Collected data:
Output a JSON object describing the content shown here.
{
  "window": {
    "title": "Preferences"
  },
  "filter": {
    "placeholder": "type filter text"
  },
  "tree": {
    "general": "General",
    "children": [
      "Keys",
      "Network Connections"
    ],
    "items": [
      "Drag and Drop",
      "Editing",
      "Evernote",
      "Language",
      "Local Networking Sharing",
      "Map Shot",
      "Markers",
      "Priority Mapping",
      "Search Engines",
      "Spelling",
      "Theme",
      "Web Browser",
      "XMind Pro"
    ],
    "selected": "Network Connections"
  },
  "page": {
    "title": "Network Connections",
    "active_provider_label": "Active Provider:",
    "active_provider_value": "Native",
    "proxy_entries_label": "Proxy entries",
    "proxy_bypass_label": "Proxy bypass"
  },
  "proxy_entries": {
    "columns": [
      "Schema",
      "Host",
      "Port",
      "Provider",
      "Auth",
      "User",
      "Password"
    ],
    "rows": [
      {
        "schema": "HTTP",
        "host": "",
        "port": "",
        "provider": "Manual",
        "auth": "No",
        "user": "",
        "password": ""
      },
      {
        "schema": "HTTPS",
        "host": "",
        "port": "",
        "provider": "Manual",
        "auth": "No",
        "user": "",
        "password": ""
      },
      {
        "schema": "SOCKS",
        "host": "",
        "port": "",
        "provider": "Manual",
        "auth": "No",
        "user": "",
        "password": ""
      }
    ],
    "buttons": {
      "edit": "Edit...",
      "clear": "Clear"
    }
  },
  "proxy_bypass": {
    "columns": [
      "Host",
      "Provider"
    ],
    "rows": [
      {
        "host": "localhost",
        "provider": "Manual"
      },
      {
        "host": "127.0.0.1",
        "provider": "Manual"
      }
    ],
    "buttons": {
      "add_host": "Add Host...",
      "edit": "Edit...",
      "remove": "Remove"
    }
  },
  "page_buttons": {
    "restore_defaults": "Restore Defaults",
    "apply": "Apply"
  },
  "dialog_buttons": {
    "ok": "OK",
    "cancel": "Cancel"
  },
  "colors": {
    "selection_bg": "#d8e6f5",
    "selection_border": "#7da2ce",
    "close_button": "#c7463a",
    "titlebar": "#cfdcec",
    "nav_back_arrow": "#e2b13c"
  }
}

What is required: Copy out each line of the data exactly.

Exercise response:
Output a JSON object describing the content shown here.
{
  "window": {
    "title": "Preferences"
  },
  "filter": {
    "placeholder": "type filter text"
  },
  "tree": {
    "general": "General",
    "children": [
      "Keys",
      "Network Connections"
    ],
    "items": [
      "Drag and Drop",
      "Editing",
      "Evernote",
      "Language",
      "Local Networking Sharing",
      "Map Shot",
      "Markers",
      "Priority Mapping",
      "Search Engines",
      "Spelling",
      "Theme",
      "Web Browser",
      "XMind Pro"
    ],
    "selected": "Network Connections"
  },
  "page": {
    "title": "Network Connections",
    "active_provider_label": "Active Provider:",
    "active_provider_value": "Native",
    "proxy_entries_label": "Proxy entries",
    "proxy_bypass_label": "Proxy bypass"
  },
  "proxy_entries": {
    "columns": [
      "Schema",
      "Host",
      "Port",
      "Provider",
      "Auth",
      "User",
      "Password"
    ],
    "rows": [
      {
        "schema": "HTTP",
        "host": "",
        "port": "",
        "provider": "Manual",
        "auth": "No",
        "user": "",
        "password": ""
      },
      {
        "schema": "HTTPS",
        "host": "",
        "port": "",
        "provider": "Manual",
        "auth": "No",
        "user": "",
        "password": ""
      },
      {
        "schema": "SOCKS",
        "host": "",
        "port": "",
        "provider": "Manual",
        "auth": "No",
        "user": "",
        "password": ""
      }
    ],
    "buttons": {
      "edit": "Edit...",
      "clear": "Clear"
    }
  },
  "proxy_bypass": {
    "columns": [
      "Host",
      "Provider"
    ],
    "rows": [
      {
        "host": "localhost",
        "provider": "Manual"
      },
      {
        "host": "127.0.0.1",
        "provider": "Manual"
      }
    ],
    "buttons": {
      "add_host": "Add Host...",
      "edit": "Edit...",
      "remove": "Remove"
    }
  },
  "page_buttons": {
    "restore_defaults": "Restore Defaults",
    "apply": "Apply"
  },
  "dialog_buttons": {
    "ok": "OK",
    "cancel": "Cancel"
  },
  "colors": {
    "selection_bg": "#d8e6f5",
    "selection_border": "#7da2ce",
    "close_button": "#c7463a",
    "titlebar": "#cfdcec",
    "nav_back_arrow": "#e2b13c"
  }
}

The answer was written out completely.